The nationwide shortage of nurses is being felt in some hospitals and nursing homes on P.E.I.
Mount Continuing Care administrator Lindsay Dickieson says they have enough nursing staff but if someone calls in sick or leaves for another job, it's tough to replace them.
"Right now, I do feel it's a bit of a challenge with the market. We would love to see more applying or more out there looking for work," said Dickieson.
P.E.I. Nurses Union President Mona O'Shea says they are hearing about the nursing shortage from their members.
"We hear from the membership that they're exhausted, they're overworked. Our part-timers are working full-time and our full-timers are working over that," said O'Shea.
No one to backfill
The union president says if nurses already working in the system want to try another short term job, they can't because there's no one to backfill them.
"They're not being able to be backfilled in their current position so there's concerns about that," said O'Shea.
Health PEI did confirm that does happen in some cases.
Brenda Worth, chief nursing officer with Health PEI says the province has 75 vacant nursing positions. There is a mix of full-time, part-time and temporary work for registered nurses, nurse practitioners and licensed practical nurses.
"It's not uncommon," said Worth. "The rest of the country is feeling the same and we've been managing this for a long time, we watch our nursing forecasts very closely."
The Canadian Nurses Union says nationally, Canada is short about 22,000 nurses and the association predicts that shortage will grow to 60,000 by 2022.
Officials predict the next couple of years will be more challenging as the workforce gets older and many younger nurses take time off for maternity leave.
Nursing students interviewed before graduation
In particular, acute care and emergency room nurses are tough to find now.
Worth says nursing students are being interviewed months before they graduate.
"We need them, we absolutely need them. We absolutely have all kinds of vacancies. We have work for them and we have temporary and permanent opportunities."
But Rebecca Hume, a registered nurse at the Mount Continuing Care facility says she would like to see more full-time permanent job postings.
Hume left a job with the province for full-time work at the facility.
"They have a lot of positions available but they're 20 per cent, 50 per cent or whatever, that's hard when you're on your own or raising a family."
Health PEI says it is working to create more full-time jobs by combining some part-time positions.

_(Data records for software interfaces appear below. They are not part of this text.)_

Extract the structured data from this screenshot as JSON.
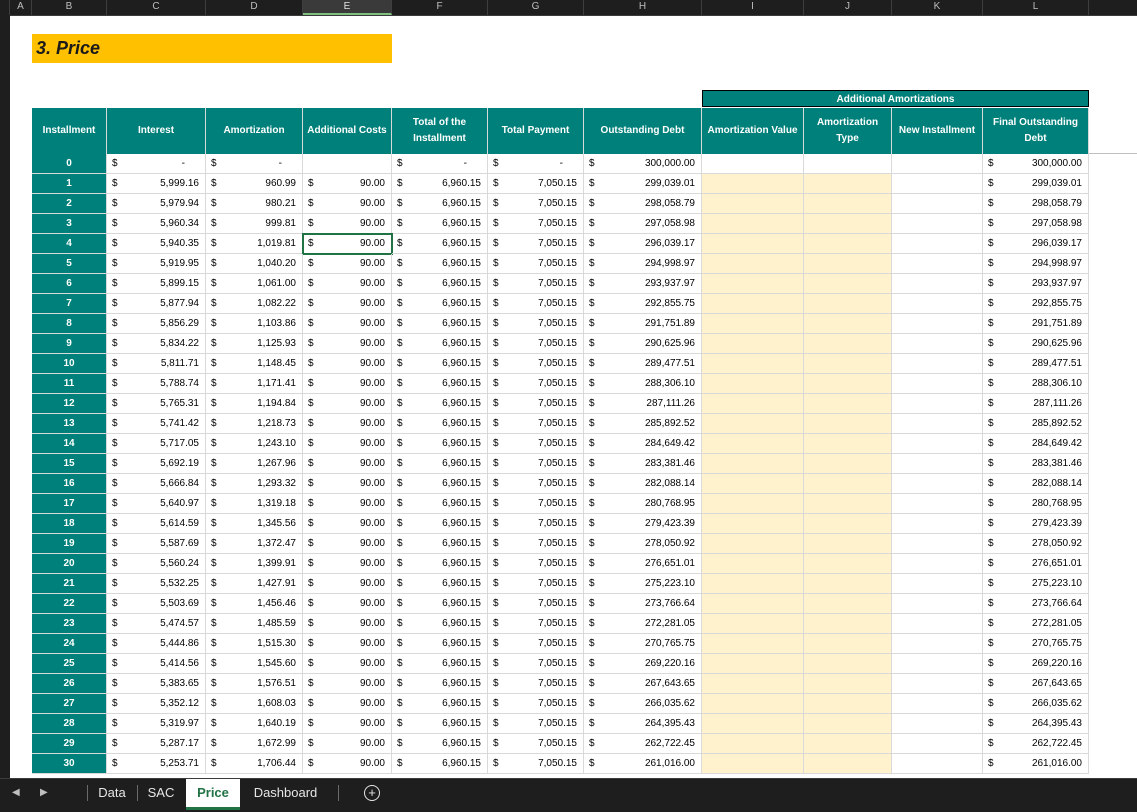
{
  "columns": [
    "A",
    "B",
    "C",
    "D",
    "E",
    "F",
    "G",
    "H",
    "I",
    "J",
    "K",
    "L"
  ],
  "selected_column": "E",
  "row_numbers": [
    "",
    "",
    "",
    "",
    "",
    "",
    "",
    "",
    "",
    "",
    "",
    "",
    "",
    "",
    "",
    "",
    "",
    "",
    "",
    "",
    "",
    "",
    "",
    "",
    "",
    "",
    "",
    "",
    "",
    "",
    "",
    "",
    "",
    "",
    "",
    "",
    ""
  ],
  "title": "3. Price",
  "additional_amortizations_label": "Additional Amortizations",
  "headers": [
    "Installment",
    "Interest",
    "Amortization",
    "Additional Costs",
    "Total of the Installment",
    "Total Payment",
    "Outstanding Debt",
    "Amortization Value",
    "Amortization Type",
    "New Installment",
    "Final Outstanding Debt"
  ],
  "currency_symbol": "$",
  "rows": [
    [
      "0",
      "-",
      "-",
      "",
      "-",
      "-",
      "300,000.00",
      "300,000.00"
    ],
    [
      "1",
      "5,999.16",
      "960.99",
      "90.00",
      "6,960.15",
      "7,050.15",
      "299,039.01",
      "299,039.01"
    ],
    [
      "2",
      "5,979.94",
      "980.21",
      "90.00",
      "6,960.15",
      "7,050.15",
      "298,058.79",
      "298,058.79"
    ],
    [
      "3",
      "5,960.34",
      "999.81",
      "90.00",
      "6,960.15",
      "7,050.15",
      "297,058.98",
      "297,058.98"
    ],
    [
      "4",
      "5,940.35",
      "1,019.81",
      "90.00",
      "6,960.15",
      "7,050.15",
      "296,039.17",
      "296,039.17"
    ],
    [
      "5",
      "5,919.95",
      "1,040.20",
      "90.00",
      "6,960.15",
      "7,050.15",
      "294,998.97",
      "294,998.97"
    ],
    [
      "6",
      "5,899.15",
      "1,061.00",
      "90.00",
      "6,960.15",
      "7,050.15",
      "293,937.97",
      "293,937.97"
    ],
    [
      "7",
      "5,877.94",
      "1,082.22",
      "90.00",
      "6,960.15",
      "7,050.15",
      "292,855.75",
      "292,855.75"
    ],
    [
      "8",
      "5,856.29",
      "1,103.86",
      "90.00",
      "6,960.15",
      "7,050.15",
      "291,751.89",
      "291,751.89"
    ],
    [
      "9",
      "5,834.22",
      "1,125.93",
      "90.00",
      "6,960.15",
      "7,050.15",
      "290,625.96",
      "290,625.96"
    ],
    [
      "10",
      "5,811.71",
      "1,148.45",
      "90.00",
      "6,960.15",
      "7,050.15",
      "289,477.51",
      "289,477.51"
    ],
    [
      "11",
      "5,788.74",
      "1,171.41",
      "90.00",
      "6,960.15",
      "7,050.15",
      "288,306.10",
      "288,306.10"
    ],
    [
      "12",
      "5,765.31",
      "1,194.84",
      "90.00",
      "6,960.15",
      "7,050.15",
      "287,111.26",
      "287,111.26"
    ],
    [
      "13",
      "5,741.42",
      "1,218.73",
      "90.00",
      "6,960.15",
      "7,050.15",
      "285,892.52",
      "285,892.52"
    ],
    [
      "14",
      "5,717.05",
      "1,243.10",
      "90.00",
      "6,960.15",
      "7,050.15",
      "284,649.42",
      "284,649.42"
    ],
    [
      "15",
      "5,692.19",
      "1,267.96",
      "90.00",
      "6,960.15",
      "7,050.15",
      "283,381.46",
      "283,381.46"
    ],
    [
      "16",
      "5,666.84",
      "1,293.32",
      "90.00",
      "6,960.15",
      "7,050.15",
      "282,088.14",
      "282,088.14"
    ],
    [
      "17",
      "5,640.97",
      "1,319.18",
      "90.00",
      "6,960.15",
      "7,050.15",
      "280,768.95",
      "280,768.95"
    ],
    [
      "18",
      "5,614.59",
      "1,345.56",
      "90.00",
      "6,960.15",
      "7,050.15",
      "279,423.39",
      "279,423.39"
    ],
    [
      "19",
      "5,587.69",
      "1,372.47",
      "90.00",
      "6,960.15",
      "7,050.15",
      "278,050.92",
      "278,050.92"
    ],
    [
      "20",
      "5,560.24",
      "1,399.91",
      "90.00",
      "6,960.15",
      "7,050.15",
      "276,651.01",
      "276,651.01"
    ],
    [
      "21",
      "5,532.25",
      "1,427.91",
      "90.00",
      "6,960.15",
      "7,050.15",
      "275,223.10",
      "275,223.10"
    ],
    [
      "22",
      "5,503.69",
      "1,456.46",
      "90.00",
      "6,960.15",
      "7,050.15",
      "273,766.64",
      "273,766.64"
    ],
    [
      "23",
      "5,474.57",
      "1,485.59",
      "90.00",
      "6,960.15",
      "7,050.15",
      "272,281.05",
      "272,281.05"
    ],
    [
      "24",
      "5,444.86",
      "1,515.30",
      "90.00",
      "6,960.15",
      "7,050.15",
      "270,765.75",
      "270,765.75"
    ],
    [
      "25",
      "5,414.56",
      "1,545.60",
      "90.00",
      "6,960.15",
      "7,050.15",
      "269,220.16",
      "269,220.16"
    ],
    [
      "26",
      "5,383.65",
      "1,576.51",
      "90.00",
      "6,960.15",
      "7,050.15",
      "267,643.65",
      "267,643.65"
    ],
    [
      "27",
      "5,352.12",
      "1,608.03",
      "90.00",
      "6,960.15",
      "7,050.15",
      "266,035.62",
      "266,035.62"
    ],
    [
      "28",
      "5,319.97",
      "1,640.19",
      "90.00",
      "6,960.15",
      "7,050.15",
      "264,395.43",
      "264,395.43"
    ],
    [
      "29",
      "5,287.17",
      "1,672.99",
      "90.00",
      "6,960.15",
      "7,050.15",
      "262,722.45",
      "262,722.45"
    ],
    [
      "30",
      "5,253.71",
      "1,706.44",
      "90.00",
      "6,960.15",
      "7,050.15",
      "261,016.00",
      "261,016.00"
    ]
  ],
  "sheet_tabs": [
    "Data",
    "SAC",
    "Price",
    "Dashboard"
  ],
  "active_tab": "Price",
  "nav_icons": {
    "prev": "chevron-left-icon",
    "next": "chevron-right-icon",
    "add": "plus-circle-icon"
  },
  "add_sheet_glyph": "+",
  "colors": {
    "teal": "#00807a",
    "title_bg": "#ffc000",
    "input_bg": "#fff2cc",
    "accent": "#217346"
  }
}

Nurses employed by Health PEI will be surveyed and asked for suggestions as part of its plan to develop a three-year nursing strategy set to be released later this year.